Following imagery and/or testing of phlegm, the results may warrant a biopsy to determine the presence of cancer cells and if so, what type of lung cancer is present. A bronchoscopy may be used to provide a few of lungs and take samples. During this procedure, a camera and tool are inserted through the mouth or nose and led down so that the doctor can view your lungs.
Depending on the results of your initial testing, the doctor may also suggest additional testing to determine if the cancer has spread.
The stages of lung cancer
When talking about lung cancer, we often think about the “stages” of cancer. The stage can refer to where a tumor or cancerous cells are located, how large the tumor is at present and if the cancer has spread.
Most simply, lung cancer stages can be referred to as either “localized,” when the cancer is in one place, “regional,” when the cancer has spread to surrounding tissues and “distant,” where the cancer has spread across the body.
Doctors may also refer to stage “0” lung cancer when cancerous cells are not present, but precancerous cells that can turn malignant are found. Late stage or metatastic lung cancer means that the lung cancer has spread to other parts of the body and is significantly advanced.
Small cell and non-small cell lung cancer stages are referred to differently. Keep reading for an introduction to the stages of both types of lung cancer.
Small cell lung cancer stages
There are typically two stages of SCLC referred to by doctors:
1. Limited. In this stage, the small cell lung cancer is present in just one side of the chest. The lung and/or lymph nodes on that side may be affected, but the other lung does not have any cancer cells. Some doctors also consider cancer that has spread to lymph nodes in the center of the chest as limited.
2. Extensive. When SCLC is extensive, the cancer has spread to other parts of the chest and/or other organs (including bone marrow). Many doctors also consider cancer that has spread into the fluid around the lung as extensive.
Non-small cell lung cancer stages
At a high level, non-small cell lung cancer is typically broken down into four (4) stages (for a much more detailed look at differentiators between stages, see this resource from the American Cancer Society):
Stage 1. In this stage, the cancer is only present within the lungs, and the tumor is considered small.
Stage 2. During stage 2, the cancer has spread to the lymph nodes nearest the lungs.
Stage 3. When a patient is in stage 3, the cancer has spread to other lymph nodes in the chest, including the middle and opposite side of the tumor.
Stage 4. In stage 4, the cancer has spread into both lungs, and/or to other organs or parts of the body.
Lung cancer treatment
In cases of SCLC, chemotherapy and/or radiation are typically used to manage the disease.
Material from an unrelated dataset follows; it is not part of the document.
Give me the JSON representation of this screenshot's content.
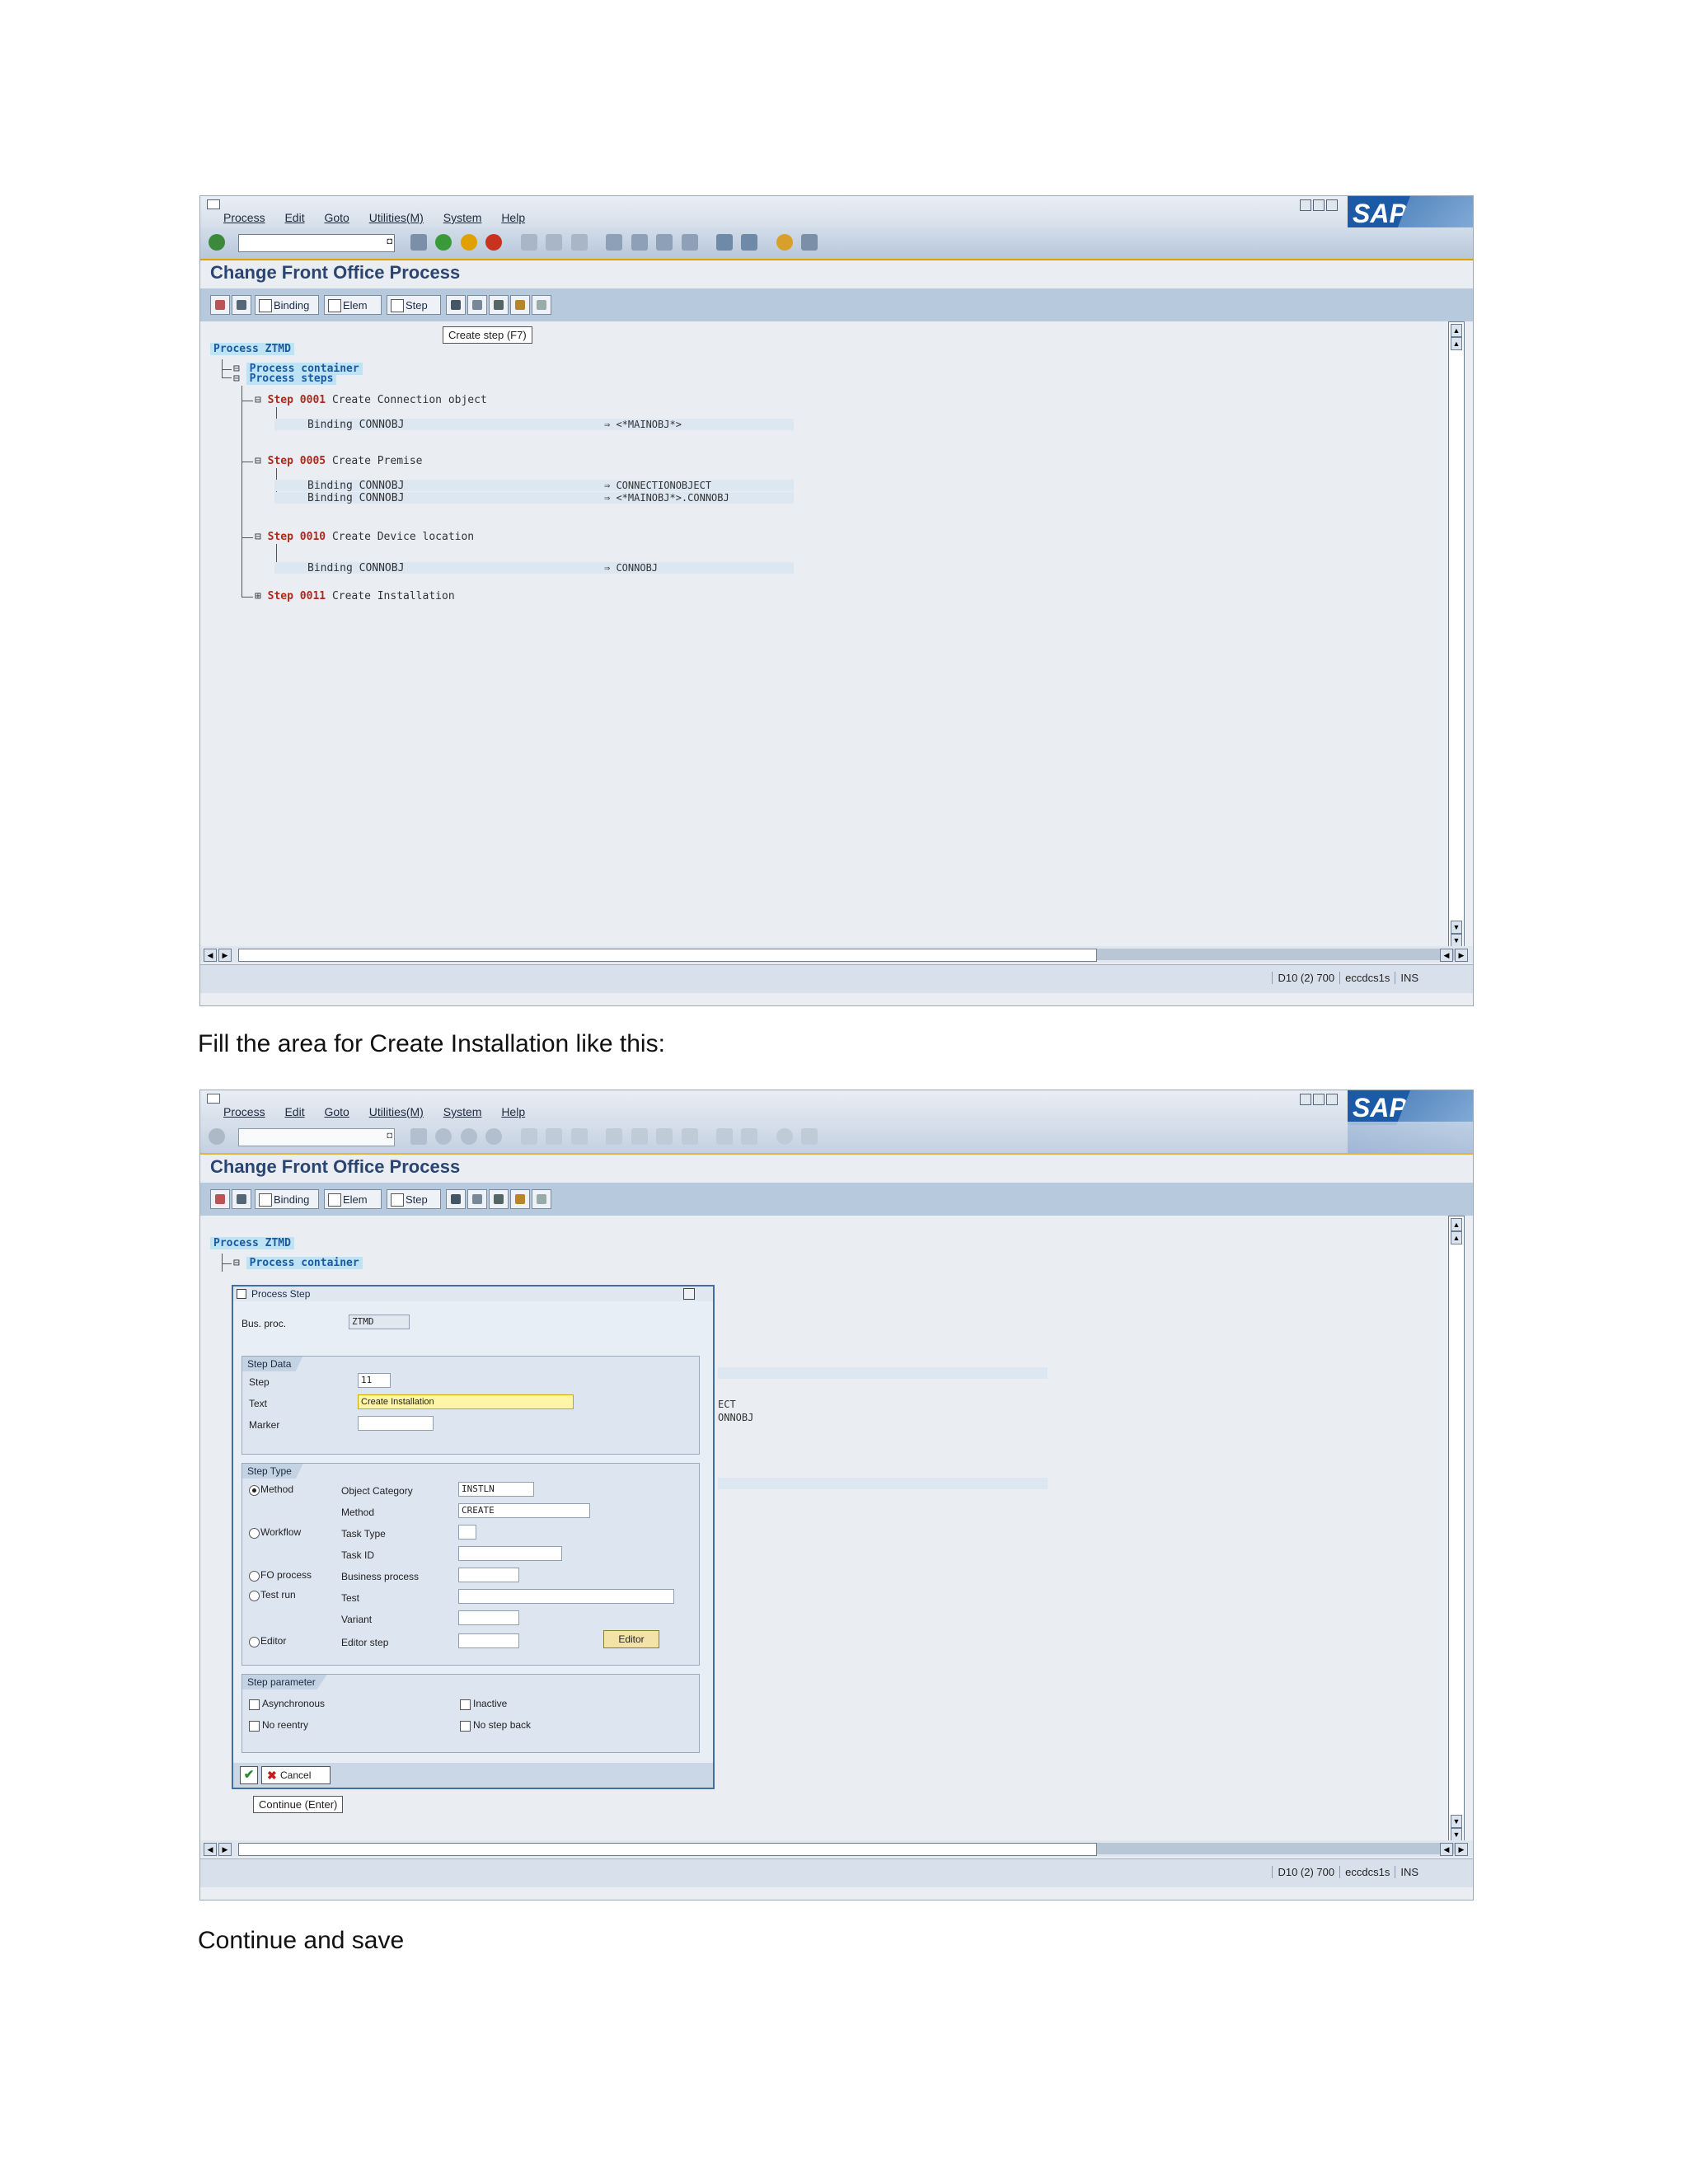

Surgery and chemotherapy may be used if the cancer has not spread to the lymph nodes, although this occurs only rarely.
If you are facing an SCLC diagnosis, you’ll be discussing all the options together with your doctor (and family members).
When facing a non-small cell lung cancer diagnosis, surgery may be an option to remove the cancerous cells and lymph nodes, however, the tumor size may affect the ability to treat using surgery.
Chemotherapy and/or radiation are also used, and endoscopic stents are sometimes used if a tumor is blocking part of the airway. Immunotherapy helps boost your immune system’s ability to fight the cancer, while targeted treatments may help stop or delay the growth of some non-small cell lung cancers.
We’re with you, now and through whatever the future holds.
From home care to hospice, the compassionate and professional caregivers at Interim HealthCare help patients and their families dealing with a range of health challenges. From daily tasks to specialized treatments and so much more, we are here to help. Contact your nearest Interim HealthCare location to learn more.